Chinese Defense Minister Dong Jun warned on Sunday that his military was prepared to “forcefully” stop Taiwan’s independence, while calling for increased dialogue with the United States. The comments were made during an annual security forum in Singapore, following the first substantive in-person talks between the two countries’ defense chiefs in 18 months.

Dong told the forum on Sunday: “The Chinese People’s Liberation Army has always been an indestructible and strong force in defending the unification of the motherland, and will act decisively and forcefully at all times to curtail Taiwan’s independence and ensure that it never succeeds in its attempts.” . He added: “Whoever dares to separate Taiwan from China will be crushed into pieces and suffer its own destruction.”

Dong stressed that China has always been receptive to exchanges and cooperation, but stressed that both sides must meet halfway. He expressed his belief that more exchanges are necessary precisely because of the differences between the two armies.
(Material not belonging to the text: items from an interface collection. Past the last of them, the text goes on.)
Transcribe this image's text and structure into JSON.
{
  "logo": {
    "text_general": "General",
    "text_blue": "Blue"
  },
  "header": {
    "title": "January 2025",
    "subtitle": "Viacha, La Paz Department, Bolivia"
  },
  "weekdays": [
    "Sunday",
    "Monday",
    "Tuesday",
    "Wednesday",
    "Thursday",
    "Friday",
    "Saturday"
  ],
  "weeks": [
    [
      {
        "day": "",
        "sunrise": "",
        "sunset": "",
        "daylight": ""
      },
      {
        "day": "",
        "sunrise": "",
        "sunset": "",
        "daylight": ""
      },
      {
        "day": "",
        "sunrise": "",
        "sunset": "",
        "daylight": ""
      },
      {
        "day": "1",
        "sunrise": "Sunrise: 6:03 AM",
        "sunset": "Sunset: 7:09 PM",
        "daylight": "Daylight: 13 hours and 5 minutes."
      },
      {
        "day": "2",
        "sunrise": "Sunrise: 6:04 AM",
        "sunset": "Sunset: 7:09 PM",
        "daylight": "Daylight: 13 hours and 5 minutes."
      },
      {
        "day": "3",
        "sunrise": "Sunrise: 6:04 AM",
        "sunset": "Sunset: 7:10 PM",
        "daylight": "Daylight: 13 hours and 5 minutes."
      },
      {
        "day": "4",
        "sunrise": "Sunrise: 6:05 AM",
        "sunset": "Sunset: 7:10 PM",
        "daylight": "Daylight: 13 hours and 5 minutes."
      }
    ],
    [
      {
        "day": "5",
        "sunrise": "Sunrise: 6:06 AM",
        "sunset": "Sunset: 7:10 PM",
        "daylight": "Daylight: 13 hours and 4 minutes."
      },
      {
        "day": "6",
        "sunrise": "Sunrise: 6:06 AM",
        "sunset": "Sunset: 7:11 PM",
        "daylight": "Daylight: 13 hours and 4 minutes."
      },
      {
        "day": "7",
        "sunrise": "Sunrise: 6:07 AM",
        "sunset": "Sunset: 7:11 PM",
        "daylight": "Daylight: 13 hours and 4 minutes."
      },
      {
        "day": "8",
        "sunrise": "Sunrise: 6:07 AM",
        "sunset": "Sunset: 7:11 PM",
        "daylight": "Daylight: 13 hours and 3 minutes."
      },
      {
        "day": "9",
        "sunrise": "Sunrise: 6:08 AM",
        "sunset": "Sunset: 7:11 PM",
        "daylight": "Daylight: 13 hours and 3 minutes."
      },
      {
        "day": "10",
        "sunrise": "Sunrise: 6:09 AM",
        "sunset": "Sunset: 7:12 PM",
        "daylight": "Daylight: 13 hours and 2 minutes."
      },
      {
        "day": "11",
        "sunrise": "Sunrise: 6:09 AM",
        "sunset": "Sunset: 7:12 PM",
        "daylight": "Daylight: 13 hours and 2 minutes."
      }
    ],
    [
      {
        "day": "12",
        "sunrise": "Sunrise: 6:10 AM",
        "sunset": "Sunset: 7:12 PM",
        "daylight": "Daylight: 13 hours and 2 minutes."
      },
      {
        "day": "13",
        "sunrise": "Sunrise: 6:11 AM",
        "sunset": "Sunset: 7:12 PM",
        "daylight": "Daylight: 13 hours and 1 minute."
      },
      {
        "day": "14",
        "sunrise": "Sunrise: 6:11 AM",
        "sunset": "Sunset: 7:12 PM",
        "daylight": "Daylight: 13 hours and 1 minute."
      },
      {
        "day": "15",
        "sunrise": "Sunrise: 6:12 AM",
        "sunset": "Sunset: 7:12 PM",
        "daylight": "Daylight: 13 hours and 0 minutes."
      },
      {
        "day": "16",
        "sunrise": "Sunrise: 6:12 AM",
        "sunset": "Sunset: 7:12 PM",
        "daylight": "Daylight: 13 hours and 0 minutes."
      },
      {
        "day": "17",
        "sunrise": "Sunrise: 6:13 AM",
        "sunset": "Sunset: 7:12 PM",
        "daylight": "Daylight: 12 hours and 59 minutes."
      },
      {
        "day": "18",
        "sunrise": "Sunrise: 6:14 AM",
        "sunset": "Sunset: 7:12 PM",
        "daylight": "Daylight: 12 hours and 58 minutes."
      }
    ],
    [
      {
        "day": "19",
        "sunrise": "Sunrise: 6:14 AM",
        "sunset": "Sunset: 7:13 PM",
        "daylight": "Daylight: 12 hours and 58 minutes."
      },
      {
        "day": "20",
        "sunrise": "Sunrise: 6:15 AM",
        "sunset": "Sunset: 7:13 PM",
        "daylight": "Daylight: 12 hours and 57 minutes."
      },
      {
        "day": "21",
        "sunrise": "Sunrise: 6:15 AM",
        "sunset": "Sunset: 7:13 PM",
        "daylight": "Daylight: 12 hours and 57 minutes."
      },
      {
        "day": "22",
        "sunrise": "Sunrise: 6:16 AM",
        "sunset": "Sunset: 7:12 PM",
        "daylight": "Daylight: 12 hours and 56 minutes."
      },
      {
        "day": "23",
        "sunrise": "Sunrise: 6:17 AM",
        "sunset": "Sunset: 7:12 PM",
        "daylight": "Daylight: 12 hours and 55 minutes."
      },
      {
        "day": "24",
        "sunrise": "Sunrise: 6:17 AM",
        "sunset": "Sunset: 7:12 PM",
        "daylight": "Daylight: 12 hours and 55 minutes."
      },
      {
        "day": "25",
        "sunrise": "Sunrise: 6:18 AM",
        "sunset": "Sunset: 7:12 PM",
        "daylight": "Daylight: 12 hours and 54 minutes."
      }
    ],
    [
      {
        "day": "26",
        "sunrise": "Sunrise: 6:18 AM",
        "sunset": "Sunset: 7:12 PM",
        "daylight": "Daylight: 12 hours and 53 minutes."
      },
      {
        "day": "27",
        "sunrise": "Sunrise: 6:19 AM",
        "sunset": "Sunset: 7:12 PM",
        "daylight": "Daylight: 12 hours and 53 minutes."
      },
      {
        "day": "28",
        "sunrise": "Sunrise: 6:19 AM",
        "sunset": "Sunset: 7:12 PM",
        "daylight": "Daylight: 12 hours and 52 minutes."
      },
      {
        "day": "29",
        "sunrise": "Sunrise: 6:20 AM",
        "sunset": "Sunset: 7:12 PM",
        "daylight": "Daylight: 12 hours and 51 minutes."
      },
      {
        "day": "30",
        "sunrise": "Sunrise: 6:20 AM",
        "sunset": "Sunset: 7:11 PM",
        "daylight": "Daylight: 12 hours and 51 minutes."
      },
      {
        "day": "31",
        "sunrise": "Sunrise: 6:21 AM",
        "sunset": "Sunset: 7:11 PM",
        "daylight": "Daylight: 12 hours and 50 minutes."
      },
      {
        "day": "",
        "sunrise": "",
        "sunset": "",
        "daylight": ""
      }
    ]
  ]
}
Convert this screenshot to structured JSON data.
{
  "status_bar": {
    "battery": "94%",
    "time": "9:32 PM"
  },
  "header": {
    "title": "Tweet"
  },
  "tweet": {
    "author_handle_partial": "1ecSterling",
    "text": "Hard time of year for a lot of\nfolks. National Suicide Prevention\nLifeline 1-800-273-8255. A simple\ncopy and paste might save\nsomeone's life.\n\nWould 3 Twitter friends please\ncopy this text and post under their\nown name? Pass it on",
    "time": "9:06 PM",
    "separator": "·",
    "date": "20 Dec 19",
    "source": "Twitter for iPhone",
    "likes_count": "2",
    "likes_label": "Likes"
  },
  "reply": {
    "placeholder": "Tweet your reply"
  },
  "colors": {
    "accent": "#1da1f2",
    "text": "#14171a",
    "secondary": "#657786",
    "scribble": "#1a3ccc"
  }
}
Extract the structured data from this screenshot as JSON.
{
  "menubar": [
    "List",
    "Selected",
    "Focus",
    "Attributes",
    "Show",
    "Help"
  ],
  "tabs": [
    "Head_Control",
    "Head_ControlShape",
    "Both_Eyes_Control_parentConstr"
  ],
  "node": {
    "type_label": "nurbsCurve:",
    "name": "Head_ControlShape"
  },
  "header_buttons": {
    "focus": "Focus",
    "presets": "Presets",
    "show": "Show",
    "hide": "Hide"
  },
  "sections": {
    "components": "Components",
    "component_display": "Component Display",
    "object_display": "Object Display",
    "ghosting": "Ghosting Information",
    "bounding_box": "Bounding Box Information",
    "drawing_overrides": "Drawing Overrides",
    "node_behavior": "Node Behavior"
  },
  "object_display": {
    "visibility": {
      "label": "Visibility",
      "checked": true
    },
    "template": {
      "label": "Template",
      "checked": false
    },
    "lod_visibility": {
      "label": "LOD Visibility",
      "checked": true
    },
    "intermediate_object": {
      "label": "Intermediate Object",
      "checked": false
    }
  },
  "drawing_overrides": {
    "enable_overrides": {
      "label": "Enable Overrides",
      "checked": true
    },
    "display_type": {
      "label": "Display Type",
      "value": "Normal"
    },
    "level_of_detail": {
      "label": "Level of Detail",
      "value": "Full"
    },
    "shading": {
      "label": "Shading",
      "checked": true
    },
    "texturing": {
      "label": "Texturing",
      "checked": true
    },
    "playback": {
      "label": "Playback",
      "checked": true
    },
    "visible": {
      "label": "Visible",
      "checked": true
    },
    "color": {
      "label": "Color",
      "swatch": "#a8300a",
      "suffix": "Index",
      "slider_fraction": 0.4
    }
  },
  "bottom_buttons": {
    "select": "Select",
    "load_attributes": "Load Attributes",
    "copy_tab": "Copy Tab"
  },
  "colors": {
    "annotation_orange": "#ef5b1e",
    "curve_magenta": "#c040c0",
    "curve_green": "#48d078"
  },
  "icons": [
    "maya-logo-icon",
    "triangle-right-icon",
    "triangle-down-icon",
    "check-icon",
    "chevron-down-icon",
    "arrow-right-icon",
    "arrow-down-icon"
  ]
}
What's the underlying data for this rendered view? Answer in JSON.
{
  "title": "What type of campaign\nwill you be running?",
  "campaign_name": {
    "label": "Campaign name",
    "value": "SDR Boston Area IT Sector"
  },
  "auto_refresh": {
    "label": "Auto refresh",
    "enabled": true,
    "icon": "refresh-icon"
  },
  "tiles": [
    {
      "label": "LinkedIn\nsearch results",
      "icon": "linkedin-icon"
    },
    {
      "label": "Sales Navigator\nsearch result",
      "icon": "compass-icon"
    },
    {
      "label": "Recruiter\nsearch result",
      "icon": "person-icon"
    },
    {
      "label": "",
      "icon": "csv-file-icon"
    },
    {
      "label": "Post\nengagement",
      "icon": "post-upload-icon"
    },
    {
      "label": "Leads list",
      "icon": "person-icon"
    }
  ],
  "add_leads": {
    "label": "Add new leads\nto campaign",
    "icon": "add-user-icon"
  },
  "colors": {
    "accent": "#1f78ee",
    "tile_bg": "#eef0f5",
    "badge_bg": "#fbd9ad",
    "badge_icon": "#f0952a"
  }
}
The meeting between Dong and US Defense Secretary Lloyd Austin lasted over an hour at the luxury hotel that hosts the forum, which is attended by defense officials from around the world and has recently been seen as an indicator of US-China relations.

After the meeting, Austin announced that telephone conversations between US and Chinese military commanders would resume “in the coming months”, while Beijing praised the “stabilising” security relationship between the two nations. This year’s Shangri-La dialogue comes a week after China held military exercises around self-ruled Taiwan and warned of war on the US-backed island after the inauguration of President Lai Ching-te, which Beijing labeled as a “dangerous separatist”.

The Biden administration and China have increased communication to reduce tensions between the nuclear-armed rivals. Secretary of State Antony Blinken visited Beijing and Shanghai last month, focusing on resuming military-to-military dialogue to prevent disputes from escalating.

China halted military communications with the US in 2022 after then-US House Speaker Nancy Pelosi’s visit to Taiwan. Relations have been further strained by incidents such as the downing of an alleged Chinese spy balloon over US airspace, meetings between Taiwanese and US officials and US military aid to Taipei.

China has also expressed anger over deepening US defense ties in the Asia-Pacific region, particularly with the Philippines, and the regular deployment of US warships and fighter jets to the Taiwan Strait and the South China Sea. Beijing sees these actions as part of a protracted US strategy to contain it.

(With contributions from agencies)